Do not throw away any medicines via wastewater or household waste. These measures will help protect the
Contents of the pack and other information
What Osmach Transdermal Patch contains
- The active substance is fentanyl.
Osmach 25 micrograms/h transdermal patch
Each patch releases 25 micrograms fentanyl per hour. Each patch of 7.5 cm2 contains 4.125 mg fentanyl.
Osmach 50 micrograms/h transdermal patch
Each patch releases 50 micrograms fentanyl per hour. Each patch of 15 cm2 contains 8.25 mg fentanyl.
Osmach 75 micrograms/h transdermal patch
Each patch releases 75 micrograms fentanyl per hour. Each patch of 22.5 cm2 contains 12.375 mg fentanyl.
Osmach 100 micrograms/h transdermal patch
Each patch releases 100 micrograms fentanyl per hour. Each patch of 30 cm2 contains 16.5 mg fentanyl.
- The other ingredients are:
Adhesive layer: Polyacrylate adhesive layer
Backing film: Polypropylene foil, blue printing ink
Release liner: Polyethylene terephthalate foil (siliconised)
What Osmach Transdermal Patch looks like and contents of the pack
Osmach Transdermal Patch is a transparent, transdermal patch with a sticky back so that it can be stuck onto
the skin. The transdermal patches are equipped with a blue imprint with the strength.
Osmach Transdermal Patch is available in packs of 3, 5, 10 or 20 transdermal patches.
Not all pack sizes may be marketed.
Marketing Authorisation Holder
Ratiopharm GmbH, Graf-Arco-Str.3, 89079 Ulm, Germany
Merckle GmbH, Ludwig-Merckle-Str.3, 89143 Blaubeuren, Germany
This leaflet was last revised in December 2016.
Source: Medicines and Healthcare Products Regulatory Agency

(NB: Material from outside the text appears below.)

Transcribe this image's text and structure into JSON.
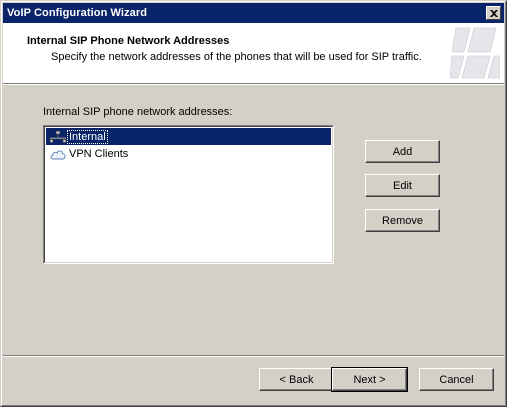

Disclaimer: Every effort has been made to ensure that the information provided here is accurate, up-to-date and complete, but no guarantee is made to that effect. Drug information contained herein may be time sensitive. This information has been compiled for use by healthcare practitioners and consumers in the United States. The absence of a warning for a given drug or combination thereof in no way should be construed to indicate that the drug or combination is safe, effective or appropriate for any given patient. If you have questions about the substances you are taking, check with your doctor, nurse or pharmacist.